As I made a fire, Seanzion told tales of their travels and detailed his dealings with any and all kinds of hallucinogenic drugs he had consumed and those he hopes to. It was such a heartfelt anti-antidrug speech I found myself wondering what it would be like to chase an elf through the forest, swinging from tree to tree like a monkey until a unicorn comes to carry me away forever. His
story soothed me to sleep. I see why the homeless stick together. Judgment is spared by those that share fate.

"What time is it?" I asked. Breeze looked at her mobile phone and let me know it's 7 a.m. They remembered they were supposed to meet another companion at 6:30 and Seanzion ran
to find him. We packed up our gear and
followed him.

He wasn't there. We searched all over to no avail. They decide to wait for him but I wanted to find work. We say goodbye and I continued, alone. I walked into Malibu and saw a group of workers unloading an agricultural semi-trailer. I ran in the store and asked if I could help unload the trucks. The man told me, "sure" and although we didn't discuss a rate, I'll take what I get and be happy.

Nine hours later, there was nothing left to unload, unpack, organize or clean. I say my goodbyes and get thirty dollars for my effort. I grabbed some fast food and headed back down to Topanga State Beach to soak up some sun for the remainder of the day.

When the sun had set, I hitchhiked a ride from a semi-truck driver from Topanga to Santa Monica. I watched the thick diesel smoke blast its way out of the exhaust as he pulled away. I was back in the city. My pockets were full of money I didn't need and my heart was heavier than ever; it seems fitting in a city this size. I walked to Venice and grabbed a spot in an alley to catch some sleep.

Tomorrow, I would be going home. I have tried to push my life out of my mind and live in the moment, but I was looking forward to some sense of security. A good friend of mine that was homeless for over five years said to me before I took this trip, "Homelessness is a state of mind. I can sit around all day and do drugs or drink and think about what I could have or should have if only things were different, but the reality is if you want something different, you have to change it yourself. When I wanted to get off the streets, I looked at the people around me and how they got the things they have. It takes sacrifice. I know if I want something, I have to sacrifice
and devise a plan in my mind."

I never really grasped the gravity and clarity of his words until I experienced homelessness firsthand. There are certain circumstances where it is not the fault of the individual by mental and physical illness, childhood homelessness or old age, but life is what we make of it. I stayed in a shelter; I stayed on the streets and on the beach. I begged, bummed and worked to make money.
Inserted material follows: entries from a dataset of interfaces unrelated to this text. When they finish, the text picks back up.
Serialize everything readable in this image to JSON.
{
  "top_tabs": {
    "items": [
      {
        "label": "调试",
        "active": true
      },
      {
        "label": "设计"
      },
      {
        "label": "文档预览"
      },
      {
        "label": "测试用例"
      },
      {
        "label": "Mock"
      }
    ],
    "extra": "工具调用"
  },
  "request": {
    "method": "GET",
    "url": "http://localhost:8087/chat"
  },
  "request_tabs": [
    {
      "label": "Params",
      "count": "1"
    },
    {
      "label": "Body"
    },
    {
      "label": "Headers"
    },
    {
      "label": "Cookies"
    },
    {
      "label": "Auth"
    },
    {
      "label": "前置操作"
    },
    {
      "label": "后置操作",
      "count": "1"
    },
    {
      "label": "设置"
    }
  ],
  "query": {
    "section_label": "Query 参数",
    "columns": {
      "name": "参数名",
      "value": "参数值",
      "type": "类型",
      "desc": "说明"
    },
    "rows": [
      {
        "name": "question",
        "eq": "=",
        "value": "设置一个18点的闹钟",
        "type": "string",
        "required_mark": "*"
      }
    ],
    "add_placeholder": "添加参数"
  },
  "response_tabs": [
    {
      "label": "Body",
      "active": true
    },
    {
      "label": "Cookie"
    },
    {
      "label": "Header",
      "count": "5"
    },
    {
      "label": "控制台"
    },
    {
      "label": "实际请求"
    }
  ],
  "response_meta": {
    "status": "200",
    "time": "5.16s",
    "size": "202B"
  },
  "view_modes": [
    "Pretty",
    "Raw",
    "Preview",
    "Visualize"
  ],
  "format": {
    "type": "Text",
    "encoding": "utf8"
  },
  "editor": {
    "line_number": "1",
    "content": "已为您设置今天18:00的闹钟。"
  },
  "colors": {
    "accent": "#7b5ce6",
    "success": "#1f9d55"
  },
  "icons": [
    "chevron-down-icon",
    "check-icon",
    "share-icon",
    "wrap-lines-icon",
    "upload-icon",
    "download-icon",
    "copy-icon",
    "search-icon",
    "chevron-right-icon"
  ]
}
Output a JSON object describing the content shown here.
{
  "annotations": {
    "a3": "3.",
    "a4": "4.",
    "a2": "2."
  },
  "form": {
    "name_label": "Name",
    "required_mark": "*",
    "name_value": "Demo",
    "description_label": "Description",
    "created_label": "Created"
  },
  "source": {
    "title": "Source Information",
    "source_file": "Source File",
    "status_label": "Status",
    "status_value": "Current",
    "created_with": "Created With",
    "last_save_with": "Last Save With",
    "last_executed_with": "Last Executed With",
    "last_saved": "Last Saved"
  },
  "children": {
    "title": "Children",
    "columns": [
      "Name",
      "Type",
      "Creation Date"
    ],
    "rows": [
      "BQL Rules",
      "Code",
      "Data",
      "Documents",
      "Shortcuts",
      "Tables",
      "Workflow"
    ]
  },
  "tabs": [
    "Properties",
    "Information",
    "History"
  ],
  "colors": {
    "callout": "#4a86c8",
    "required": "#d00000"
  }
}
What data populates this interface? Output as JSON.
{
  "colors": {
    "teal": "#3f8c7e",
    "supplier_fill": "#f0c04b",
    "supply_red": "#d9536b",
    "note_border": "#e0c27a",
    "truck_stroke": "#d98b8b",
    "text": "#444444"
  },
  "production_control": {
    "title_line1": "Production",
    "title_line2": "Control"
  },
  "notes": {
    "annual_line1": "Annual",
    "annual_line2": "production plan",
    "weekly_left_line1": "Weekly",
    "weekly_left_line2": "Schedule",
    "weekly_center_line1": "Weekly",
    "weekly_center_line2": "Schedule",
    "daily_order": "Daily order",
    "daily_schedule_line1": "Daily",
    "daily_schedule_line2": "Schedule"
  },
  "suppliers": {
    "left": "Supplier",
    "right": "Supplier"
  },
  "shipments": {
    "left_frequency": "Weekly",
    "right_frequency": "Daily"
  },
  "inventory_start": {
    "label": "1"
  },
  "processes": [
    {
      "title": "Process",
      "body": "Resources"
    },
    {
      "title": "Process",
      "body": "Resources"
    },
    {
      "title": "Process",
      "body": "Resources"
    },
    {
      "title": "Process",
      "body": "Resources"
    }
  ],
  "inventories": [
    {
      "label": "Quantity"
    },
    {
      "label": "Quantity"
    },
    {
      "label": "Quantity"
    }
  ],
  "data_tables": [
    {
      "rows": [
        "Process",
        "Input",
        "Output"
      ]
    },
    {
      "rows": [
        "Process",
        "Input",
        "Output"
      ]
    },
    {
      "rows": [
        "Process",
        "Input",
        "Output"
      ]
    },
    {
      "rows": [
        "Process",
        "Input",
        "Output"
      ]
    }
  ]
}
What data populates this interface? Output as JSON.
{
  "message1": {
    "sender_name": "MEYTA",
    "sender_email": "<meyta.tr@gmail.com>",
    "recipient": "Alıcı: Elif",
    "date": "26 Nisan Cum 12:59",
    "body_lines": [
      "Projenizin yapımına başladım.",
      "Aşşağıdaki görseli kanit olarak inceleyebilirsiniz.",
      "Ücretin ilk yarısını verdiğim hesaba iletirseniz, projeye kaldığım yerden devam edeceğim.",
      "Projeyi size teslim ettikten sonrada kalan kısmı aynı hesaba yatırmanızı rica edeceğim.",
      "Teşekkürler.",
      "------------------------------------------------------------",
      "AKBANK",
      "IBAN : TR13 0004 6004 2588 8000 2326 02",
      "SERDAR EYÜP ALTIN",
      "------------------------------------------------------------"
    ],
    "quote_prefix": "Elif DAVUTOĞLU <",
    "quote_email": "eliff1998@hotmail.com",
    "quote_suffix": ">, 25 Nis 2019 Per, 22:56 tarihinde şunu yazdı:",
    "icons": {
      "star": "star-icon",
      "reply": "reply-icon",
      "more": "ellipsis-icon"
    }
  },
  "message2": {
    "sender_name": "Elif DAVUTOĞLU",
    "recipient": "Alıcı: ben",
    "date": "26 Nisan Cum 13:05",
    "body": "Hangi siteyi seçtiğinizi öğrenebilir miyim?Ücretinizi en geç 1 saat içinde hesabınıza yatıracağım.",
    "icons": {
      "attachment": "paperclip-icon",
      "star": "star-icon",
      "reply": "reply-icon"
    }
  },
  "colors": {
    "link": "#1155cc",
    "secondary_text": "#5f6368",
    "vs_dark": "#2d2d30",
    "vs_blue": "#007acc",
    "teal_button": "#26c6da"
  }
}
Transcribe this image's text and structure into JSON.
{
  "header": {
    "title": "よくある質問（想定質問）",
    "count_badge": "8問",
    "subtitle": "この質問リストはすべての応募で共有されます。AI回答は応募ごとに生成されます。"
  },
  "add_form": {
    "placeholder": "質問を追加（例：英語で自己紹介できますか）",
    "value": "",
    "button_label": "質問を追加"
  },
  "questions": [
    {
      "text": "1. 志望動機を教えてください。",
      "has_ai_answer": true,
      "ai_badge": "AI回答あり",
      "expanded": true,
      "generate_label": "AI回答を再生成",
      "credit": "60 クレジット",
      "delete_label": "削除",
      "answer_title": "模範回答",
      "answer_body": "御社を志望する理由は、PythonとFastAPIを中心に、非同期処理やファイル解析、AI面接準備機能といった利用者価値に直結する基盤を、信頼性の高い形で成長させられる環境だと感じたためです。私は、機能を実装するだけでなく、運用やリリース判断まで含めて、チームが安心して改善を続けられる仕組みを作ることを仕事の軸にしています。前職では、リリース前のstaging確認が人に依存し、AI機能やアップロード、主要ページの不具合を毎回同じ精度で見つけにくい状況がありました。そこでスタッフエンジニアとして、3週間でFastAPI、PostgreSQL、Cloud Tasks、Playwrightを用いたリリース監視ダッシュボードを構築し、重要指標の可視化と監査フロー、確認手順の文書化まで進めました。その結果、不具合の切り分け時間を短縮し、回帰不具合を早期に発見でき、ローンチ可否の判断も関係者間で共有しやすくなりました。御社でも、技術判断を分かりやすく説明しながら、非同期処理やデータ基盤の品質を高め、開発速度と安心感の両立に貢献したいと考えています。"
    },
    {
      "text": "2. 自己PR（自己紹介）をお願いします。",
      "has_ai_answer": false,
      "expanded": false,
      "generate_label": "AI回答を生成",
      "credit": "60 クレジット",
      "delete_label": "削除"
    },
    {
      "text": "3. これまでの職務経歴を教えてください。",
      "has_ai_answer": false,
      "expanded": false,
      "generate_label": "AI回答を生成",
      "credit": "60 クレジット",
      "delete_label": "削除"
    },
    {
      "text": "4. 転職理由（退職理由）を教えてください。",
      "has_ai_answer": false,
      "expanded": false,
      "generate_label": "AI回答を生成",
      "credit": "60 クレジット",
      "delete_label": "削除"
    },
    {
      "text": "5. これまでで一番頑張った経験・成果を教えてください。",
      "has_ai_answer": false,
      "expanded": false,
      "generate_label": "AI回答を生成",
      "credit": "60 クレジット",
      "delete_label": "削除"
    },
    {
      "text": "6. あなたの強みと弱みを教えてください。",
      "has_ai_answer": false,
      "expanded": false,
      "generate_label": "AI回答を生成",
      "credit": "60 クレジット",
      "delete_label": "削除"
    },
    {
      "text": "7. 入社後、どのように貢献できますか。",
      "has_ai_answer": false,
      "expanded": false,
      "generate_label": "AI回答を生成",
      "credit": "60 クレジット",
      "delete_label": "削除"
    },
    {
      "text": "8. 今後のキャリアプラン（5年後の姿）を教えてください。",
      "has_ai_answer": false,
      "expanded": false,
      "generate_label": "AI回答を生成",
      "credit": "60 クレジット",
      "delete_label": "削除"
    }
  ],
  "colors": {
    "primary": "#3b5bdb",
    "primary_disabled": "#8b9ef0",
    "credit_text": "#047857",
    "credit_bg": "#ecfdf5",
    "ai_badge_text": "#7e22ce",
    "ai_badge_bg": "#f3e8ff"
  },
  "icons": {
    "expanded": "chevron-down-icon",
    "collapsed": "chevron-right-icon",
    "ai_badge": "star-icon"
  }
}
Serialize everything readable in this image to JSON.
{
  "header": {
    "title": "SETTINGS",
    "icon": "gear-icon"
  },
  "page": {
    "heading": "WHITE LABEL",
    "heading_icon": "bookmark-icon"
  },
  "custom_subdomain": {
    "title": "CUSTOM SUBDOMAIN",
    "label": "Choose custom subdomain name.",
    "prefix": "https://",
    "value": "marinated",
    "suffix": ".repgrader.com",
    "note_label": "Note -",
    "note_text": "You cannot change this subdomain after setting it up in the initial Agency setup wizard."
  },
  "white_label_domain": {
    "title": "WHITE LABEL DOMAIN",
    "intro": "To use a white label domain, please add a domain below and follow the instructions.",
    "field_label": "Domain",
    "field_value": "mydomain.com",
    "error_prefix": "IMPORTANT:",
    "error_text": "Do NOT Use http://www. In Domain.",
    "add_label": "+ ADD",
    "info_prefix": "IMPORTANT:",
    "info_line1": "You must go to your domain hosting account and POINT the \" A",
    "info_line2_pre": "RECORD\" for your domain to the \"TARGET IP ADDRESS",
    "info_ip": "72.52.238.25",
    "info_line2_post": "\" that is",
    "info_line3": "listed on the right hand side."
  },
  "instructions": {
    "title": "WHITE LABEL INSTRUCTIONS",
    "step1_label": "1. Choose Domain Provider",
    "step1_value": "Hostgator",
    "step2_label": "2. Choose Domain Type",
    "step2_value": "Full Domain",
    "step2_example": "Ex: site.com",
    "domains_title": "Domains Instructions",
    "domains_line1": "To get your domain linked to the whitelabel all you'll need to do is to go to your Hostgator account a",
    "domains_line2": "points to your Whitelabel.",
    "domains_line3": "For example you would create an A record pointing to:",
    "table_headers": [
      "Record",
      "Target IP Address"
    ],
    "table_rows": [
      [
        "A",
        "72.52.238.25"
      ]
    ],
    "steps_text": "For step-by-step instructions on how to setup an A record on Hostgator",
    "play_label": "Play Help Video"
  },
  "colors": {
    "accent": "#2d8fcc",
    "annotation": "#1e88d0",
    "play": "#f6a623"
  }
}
There are plenty of programs
such as the Chrysalis House, Salvation Army, federal grants and countless other organizations that help those that want help get back on their feet.

Not everyone is destined to fit in our societal norms. The heart wants what the heart wants. The addictions and isms are all conquerable through the power of the will. Do what you can to help and all you can do to reserve judgment. There is no answer to homelessness just as there is no answer to emotions. It's in our minds.